How do you fix problems with government? With more government, of course. That’s the CBS strategy based on reported problems at the Food and Drug Administration. In a two-story effort, the network pushed for more legislation, more regulation and more spending.
Two April 23 “Evening News” stories were filled with critics of the FDA arguing politicians are “not sure that the FDA is up to the job,” as anchor Katie Couric put it. But neither report included a response to any of the charges from the agency or anyone who argued against growing bureaucracy.
Reporter Wyatt Andrews concluded his story claiming that everyone wants Congress to increase FDA regulations and funding. “Every proposal to fix the FDA says the real job belongs to Congress. That Congress has to deliver new funding and new authority to bring the FDA into the 21st Century.”
CBS spent 4 ½ minutes detailing problems in the food and drug sides of the FDA. That meant interviewing the anti-industry group, the Center for Science in the Public Interest ; the pro-regulation Consumers Union; an industry group that wants a whole new federal agency; a disgruntled former FDA official and liberal Sen. Richard Durbin (D-Ill.), whose most recent rating from the left-wing Americans for Democratic Action was 100 percent.
Bill Vaughan, of the Consumer’s Union, blamed the FDA for deaths. “There’s an old saying: the history of the FDA is written in tombstones,” he claimed.
Reporter Nancy Cordes concluded her part by talking about how much the FDA budget needs to grow.
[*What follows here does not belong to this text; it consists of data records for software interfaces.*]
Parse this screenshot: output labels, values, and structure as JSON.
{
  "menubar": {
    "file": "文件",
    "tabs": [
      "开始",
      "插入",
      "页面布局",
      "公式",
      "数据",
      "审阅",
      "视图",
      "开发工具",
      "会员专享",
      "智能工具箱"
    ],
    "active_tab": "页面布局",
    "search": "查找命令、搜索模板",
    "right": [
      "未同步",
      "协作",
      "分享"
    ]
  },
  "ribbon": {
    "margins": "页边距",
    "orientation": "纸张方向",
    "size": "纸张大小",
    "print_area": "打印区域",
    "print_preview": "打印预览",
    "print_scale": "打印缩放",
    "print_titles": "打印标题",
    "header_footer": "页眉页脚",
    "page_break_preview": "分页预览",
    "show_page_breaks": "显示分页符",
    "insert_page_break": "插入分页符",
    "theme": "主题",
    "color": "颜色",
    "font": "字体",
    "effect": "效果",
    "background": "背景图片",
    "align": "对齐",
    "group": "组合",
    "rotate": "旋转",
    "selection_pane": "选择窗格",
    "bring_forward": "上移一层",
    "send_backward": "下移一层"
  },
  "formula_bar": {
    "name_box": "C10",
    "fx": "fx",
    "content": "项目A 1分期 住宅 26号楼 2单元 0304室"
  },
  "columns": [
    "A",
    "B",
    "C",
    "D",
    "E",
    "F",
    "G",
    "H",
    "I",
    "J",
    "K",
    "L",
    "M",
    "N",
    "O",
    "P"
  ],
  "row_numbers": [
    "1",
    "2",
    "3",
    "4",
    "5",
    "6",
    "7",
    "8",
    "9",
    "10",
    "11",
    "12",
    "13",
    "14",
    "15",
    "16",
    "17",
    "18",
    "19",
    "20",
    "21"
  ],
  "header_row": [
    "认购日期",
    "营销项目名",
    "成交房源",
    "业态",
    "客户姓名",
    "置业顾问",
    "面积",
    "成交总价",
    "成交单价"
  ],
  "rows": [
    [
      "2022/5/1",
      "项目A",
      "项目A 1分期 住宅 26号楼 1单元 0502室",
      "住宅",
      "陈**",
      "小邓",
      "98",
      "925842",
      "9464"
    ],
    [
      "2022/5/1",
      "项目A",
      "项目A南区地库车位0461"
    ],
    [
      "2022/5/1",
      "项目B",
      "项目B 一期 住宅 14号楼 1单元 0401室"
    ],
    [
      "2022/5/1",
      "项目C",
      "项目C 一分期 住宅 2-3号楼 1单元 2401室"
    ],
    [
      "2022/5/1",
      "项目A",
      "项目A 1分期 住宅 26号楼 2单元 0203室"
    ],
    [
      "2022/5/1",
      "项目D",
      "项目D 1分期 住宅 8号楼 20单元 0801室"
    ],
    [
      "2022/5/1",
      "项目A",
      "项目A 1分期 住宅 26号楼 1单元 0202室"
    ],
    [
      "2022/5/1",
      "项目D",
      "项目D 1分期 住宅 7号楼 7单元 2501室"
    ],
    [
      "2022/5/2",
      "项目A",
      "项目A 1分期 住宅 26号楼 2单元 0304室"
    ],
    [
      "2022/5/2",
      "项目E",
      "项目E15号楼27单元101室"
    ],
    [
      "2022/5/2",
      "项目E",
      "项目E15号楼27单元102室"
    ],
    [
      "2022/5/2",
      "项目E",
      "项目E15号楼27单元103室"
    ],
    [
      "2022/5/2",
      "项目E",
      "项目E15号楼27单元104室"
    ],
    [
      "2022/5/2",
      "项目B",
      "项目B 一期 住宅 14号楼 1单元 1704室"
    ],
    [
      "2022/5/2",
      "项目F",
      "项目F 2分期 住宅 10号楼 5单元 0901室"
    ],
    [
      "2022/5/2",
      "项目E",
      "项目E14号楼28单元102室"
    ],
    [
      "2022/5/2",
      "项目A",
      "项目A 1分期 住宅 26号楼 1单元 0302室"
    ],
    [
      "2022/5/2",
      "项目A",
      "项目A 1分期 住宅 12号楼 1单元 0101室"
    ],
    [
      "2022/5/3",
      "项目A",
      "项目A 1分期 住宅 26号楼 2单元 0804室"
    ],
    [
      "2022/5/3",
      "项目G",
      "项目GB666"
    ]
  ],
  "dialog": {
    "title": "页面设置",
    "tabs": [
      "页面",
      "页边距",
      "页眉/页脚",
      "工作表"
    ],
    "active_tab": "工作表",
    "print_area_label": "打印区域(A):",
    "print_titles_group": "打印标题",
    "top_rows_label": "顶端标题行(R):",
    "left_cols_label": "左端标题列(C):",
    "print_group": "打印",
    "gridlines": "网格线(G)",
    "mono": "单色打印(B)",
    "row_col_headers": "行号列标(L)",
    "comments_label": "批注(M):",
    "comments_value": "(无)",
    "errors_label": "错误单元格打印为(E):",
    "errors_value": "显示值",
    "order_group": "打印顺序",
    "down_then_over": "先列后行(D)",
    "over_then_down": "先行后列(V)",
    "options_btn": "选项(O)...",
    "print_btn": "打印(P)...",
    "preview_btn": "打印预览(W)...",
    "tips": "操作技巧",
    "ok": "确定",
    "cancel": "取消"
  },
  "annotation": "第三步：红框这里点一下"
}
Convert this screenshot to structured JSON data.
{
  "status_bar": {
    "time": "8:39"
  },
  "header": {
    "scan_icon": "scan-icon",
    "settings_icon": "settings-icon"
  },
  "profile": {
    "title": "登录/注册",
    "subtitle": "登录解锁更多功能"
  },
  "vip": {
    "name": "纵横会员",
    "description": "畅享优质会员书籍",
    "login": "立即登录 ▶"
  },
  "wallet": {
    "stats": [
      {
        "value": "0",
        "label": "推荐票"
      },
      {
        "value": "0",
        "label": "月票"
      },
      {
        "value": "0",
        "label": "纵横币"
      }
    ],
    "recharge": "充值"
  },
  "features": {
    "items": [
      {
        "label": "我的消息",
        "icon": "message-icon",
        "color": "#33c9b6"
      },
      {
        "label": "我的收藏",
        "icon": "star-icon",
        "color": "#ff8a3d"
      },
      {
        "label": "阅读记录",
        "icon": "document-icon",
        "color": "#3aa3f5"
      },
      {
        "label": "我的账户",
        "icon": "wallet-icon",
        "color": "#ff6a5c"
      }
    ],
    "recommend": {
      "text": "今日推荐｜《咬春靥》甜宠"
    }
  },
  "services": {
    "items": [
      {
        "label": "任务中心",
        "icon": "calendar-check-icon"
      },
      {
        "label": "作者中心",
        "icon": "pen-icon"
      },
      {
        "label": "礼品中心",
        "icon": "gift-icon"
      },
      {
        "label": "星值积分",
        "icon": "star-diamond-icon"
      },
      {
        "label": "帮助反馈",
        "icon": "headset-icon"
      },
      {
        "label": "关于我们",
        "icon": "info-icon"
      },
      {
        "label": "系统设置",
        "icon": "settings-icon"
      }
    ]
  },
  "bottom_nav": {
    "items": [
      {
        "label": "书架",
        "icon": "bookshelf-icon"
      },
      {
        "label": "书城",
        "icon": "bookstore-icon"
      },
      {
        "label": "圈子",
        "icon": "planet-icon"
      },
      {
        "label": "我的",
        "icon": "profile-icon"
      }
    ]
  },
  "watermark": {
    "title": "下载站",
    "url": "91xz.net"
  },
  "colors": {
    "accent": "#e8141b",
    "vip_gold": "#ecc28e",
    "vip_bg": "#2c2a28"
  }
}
According to her statement, an additional $11 million is slated for FDA food safety efforts in 2008. Even that’s not enough. “Former FDA officials say the agency needs 10 times that,” concluded Cordes.
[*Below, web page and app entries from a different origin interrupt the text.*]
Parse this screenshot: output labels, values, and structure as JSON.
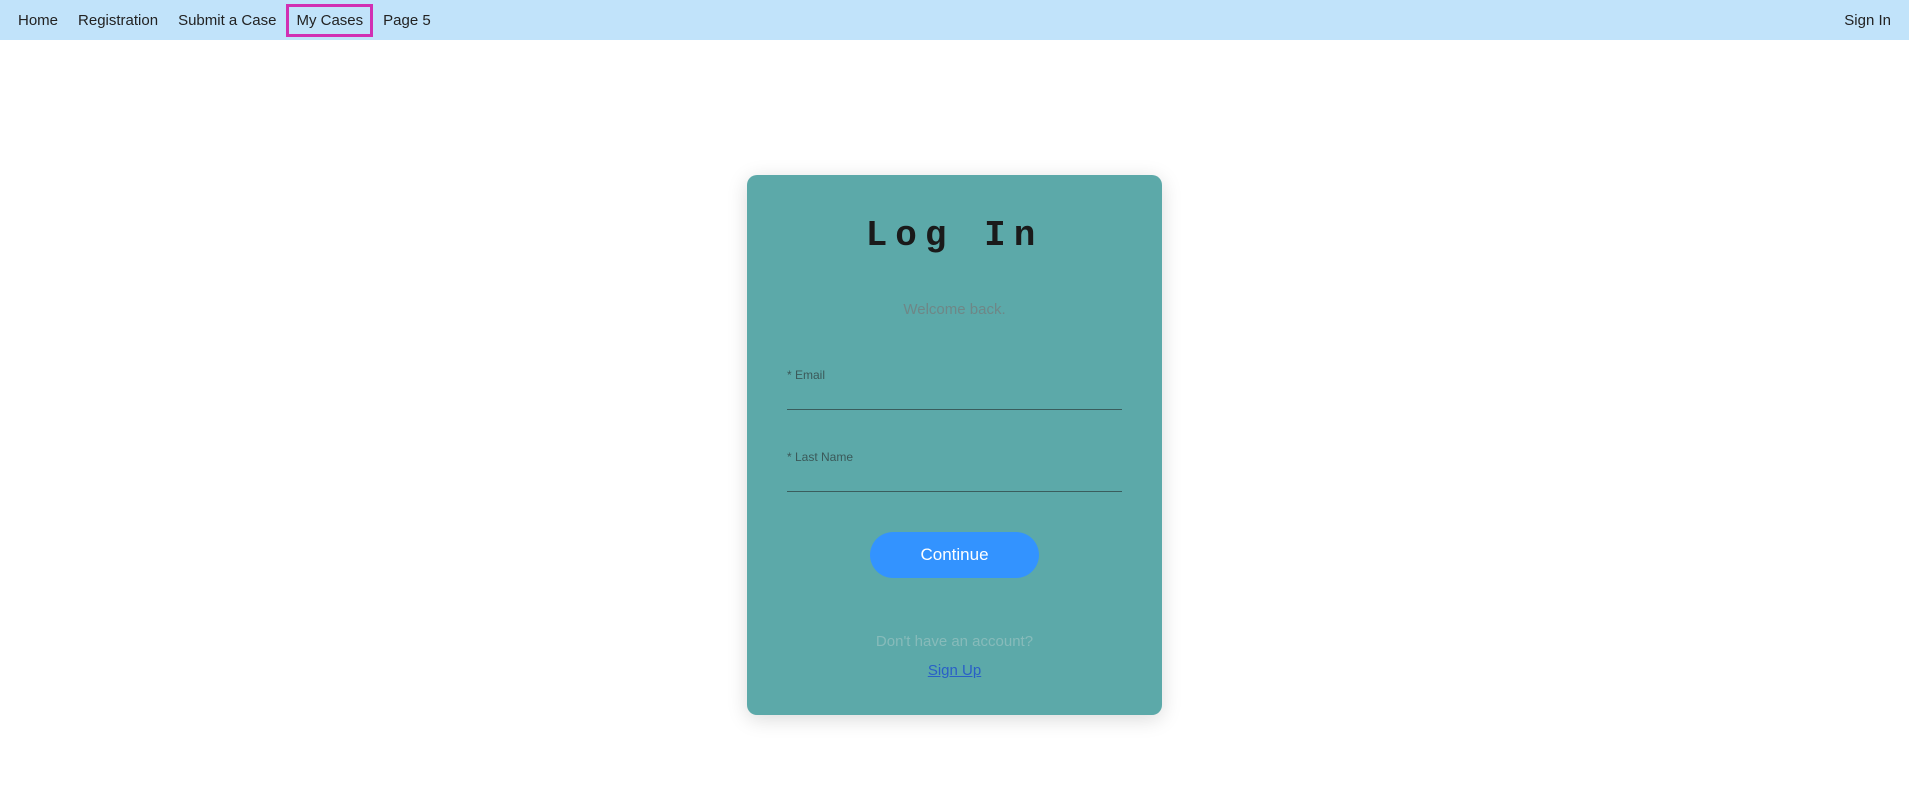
{
  "nav": {
    "items": [
      {
        "label": "Home"
      },
      {
        "label": "Registration"
      },
      {
        "label": "Submit a Case"
      },
      {
        "label": "My Cases"
      },
      {
        "label": "Page 5"
      }
    ],
    "highlighted_index": 3,
    "sign_in_label": "Sign In"
  },
  "login": {
    "title": "Log In",
    "subtitle": "Welcome back.",
    "email_label": "* Email",
    "lastname_label": "* Last Name",
    "continue_label": "Continue",
    "signup_prompt": "Don't have an account?",
    "signup_link": "Sign Up"
  }
}
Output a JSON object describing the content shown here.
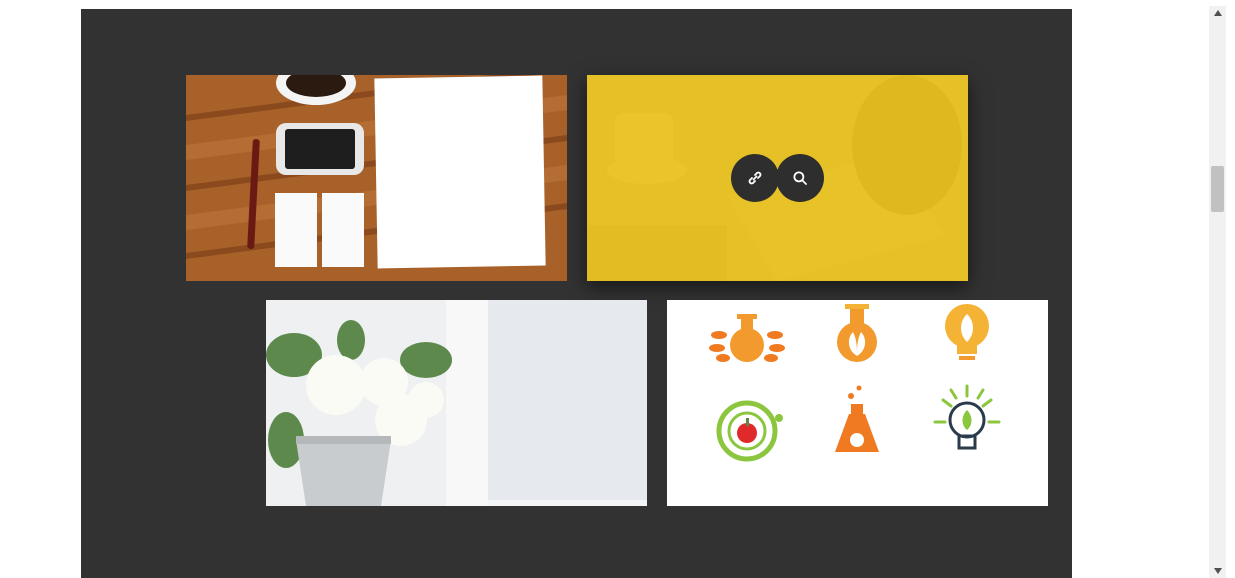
{
  "gallery": {
    "items": [
      {
        "name": "stationery-mockup",
        "hovered": false
      },
      {
        "name": "workspace-photo",
        "hovered": true
      },
      {
        "name": "white-roses-bucket",
        "hovered": false
      },
      {
        "name": "science-logos",
        "hovered": false
      }
    ],
    "overlay_color": "#e8be14",
    "hover_actions": {
      "link_icon": "link-icon",
      "zoom_icon": "search-icon"
    }
  },
  "colors": {
    "background": "#323232",
    "page": "#ffffff",
    "button": "#2e2e2e"
  }
}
Cordes never mentioned that the 2007 food safety budget had increased by nearly $20 million – a rise of 12.5 percent. The increase she said former FDA officials want would represent an extra $106 million, or a 60-percent increase in the food safety budget.
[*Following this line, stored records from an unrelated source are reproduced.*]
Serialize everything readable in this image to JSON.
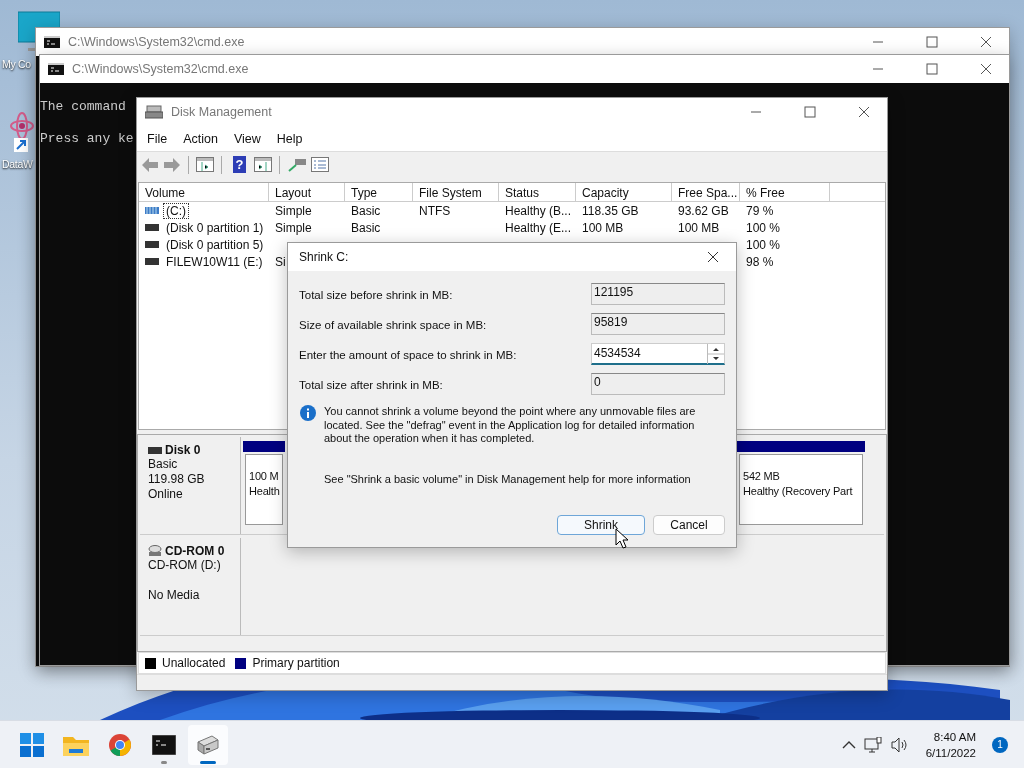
{
  "desktop_icons": [
    {
      "label": "My Co",
      "kind": "computer"
    },
    {
      "label": "DataW",
      "kind": "shortcut"
    }
  ],
  "console_windows": [
    {
      "title": "C:\\Windows\\System32\\cmd.exe"
    },
    {
      "title": "C:\\Windows\\System32\\cmd.exe",
      "lines": [
        "The command",
        "Press any ke"
      ]
    }
  ],
  "disk_management": {
    "title": "Disk Management",
    "menu": [
      "File",
      "Action",
      "View",
      "Help"
    ],
    "toolbar": [
      [
        {
          "kind": "back"
        },
        {
          "kind": "forward"
        }
      ],
      [
        {
          "kind": "console"
        }
      ],
      [
        {
          "kind": "help",
          "glyph": "?"
        },
        {
          "kind": "panel"
        }
      ],
      [
        {
          "kind": "connect"
        },
        {
          "kind": "list"
        }
      ]
    ],
    "columns": [
      "Volume",
      "Layout",
      "Type",
      "File System",
      "Status",
      "Capacity",
      "Free Spa...",
      "% Free"
    ],
    "rows": [
      {
        "selected": true,
        "cells": [
          "(C:)",
          "Simple",
          "Basic",
          "NTFS",
          "Healthy (B...",
          "118.35 GB",
          "93.62 GB",
          "79 %"
        ]
      },
      {
        "selected": false,
        "cells": [
          "(Disk 0 partition 1)",
          "Simple",
          "Basic",
          null,
          "Healthy (E...",
          "100 MB",
          "100 MB",
          "100 %"
        ]
      },
      {
        "selected": false,
        "cells": [
          "(Disk 0 partition 5)",
          null,
          null,
          null,
          null,
          null,
          null,
          "100 %"
        ]
      },
      {
        "selected": false,
        "cells": [
          "FILEW10W11 (E:)",
          "Si",
          null,
          null,
          null,
          null,
          null,
          "98 %"
        ]
      }
    ],
    "disks": [
      {
        "kind": "disk",
        "name": "Disk 0",
        "type": "Basic",
        "size": "119.98 GB",
        "status": "Online",
        "partitions": [
          {
            "lines": [
              "100 M",
              "Health"
            ]
          },
          {
            "lines": [
              "542 MB",
              "Healthy (Recovery Part"
            ]
          }
        ]
      },
      {
        "kind": "cdrom",
        "name": "CD-ROM 0",
        "type": "CD-ROM (D:)",
        "status": "No Media"
      }
    ],
    "legend": [
      {
        "label": "Unallocated",
        "color": "#000000"
      },
      {
        "label": "Primary partition",
        "color": "#000080"
      }
    ]
  },
  "dialog": {
    "title": "Shrink C:",
    "fields": [
      {
        "kind": "readonly",
        "label": "Total size before shrink in MB:",
        "value": "121195",
        "focused": false
      },
      {
        "kind": "readonly",
        "label": "Size of available shrink space in MB:",
        "value": "95819",
        "focused": false
      },
      {
        "kind": "spin",
        "label": "Enter the amount of space to shrink in MB:",
        "value": "4534534",
        "focused": true
      },
      {
        "kind": "readonly",
        "label": "Total size after shrink in MB:",
        "value": "0",
        "focused": false
      }
    ],
    "info": "You cannot shrink a volume beyond the point where any unmovable files are located. See the \"defrag\" event in the Application log for detailed information about the operation when it has completed.",
    "help": "See \"Shrink a basic volume\" in Disk Management help for more information",
    "buttons": [
      {
        "label": "Shrink",
        "default": true
      },
      {
        "label": "Cancel",
        "default": false
      }
    ]
  },
  "taskbar": {
    "apps": [
      {
        "kind": "start",
        "running": false,
        "active": false
      },
      {
        "kind": "explorer",
        "running": false,
        "active": false
      },
      {
        "kind": "browser",
        "running": false,
        "active": false
      },
      {
        "kind": "terminal",
        "running": true,
        "active": false
      },
      {
        "kind": "disk",
        "running": true,
        "active": true
      }
    ],
    "time": "8:40 AM",
    "date": "6/11/2022",
    "notifications": "1"
  }
}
She used a graphic to compare the number of inspectors between the FDA and the Department of Agriculture. FDA is responsible for 80 percent of our food supply, she said, and USDA 20 percent, “but the USDA has five times the number of inspectors.” Cordes didn’t question whether that was too many. She concluded the number the FDA had was too few.
Only one person in either story made a free market point. When the FDA responded to a “deadly outbreak of e-coli” by asking industry to police itself, that’s exactly what happened. According to Cordes, “the California produce industry imposed standards on itself – far more strict than the FDA’s rules.”
Joe Pezzini, of Ocean Mist Farms, explained how industry can solve problems easier and faster than government. “We didn’t wait for legislation or regulation, ’cause that can take quite a bit of time to do.”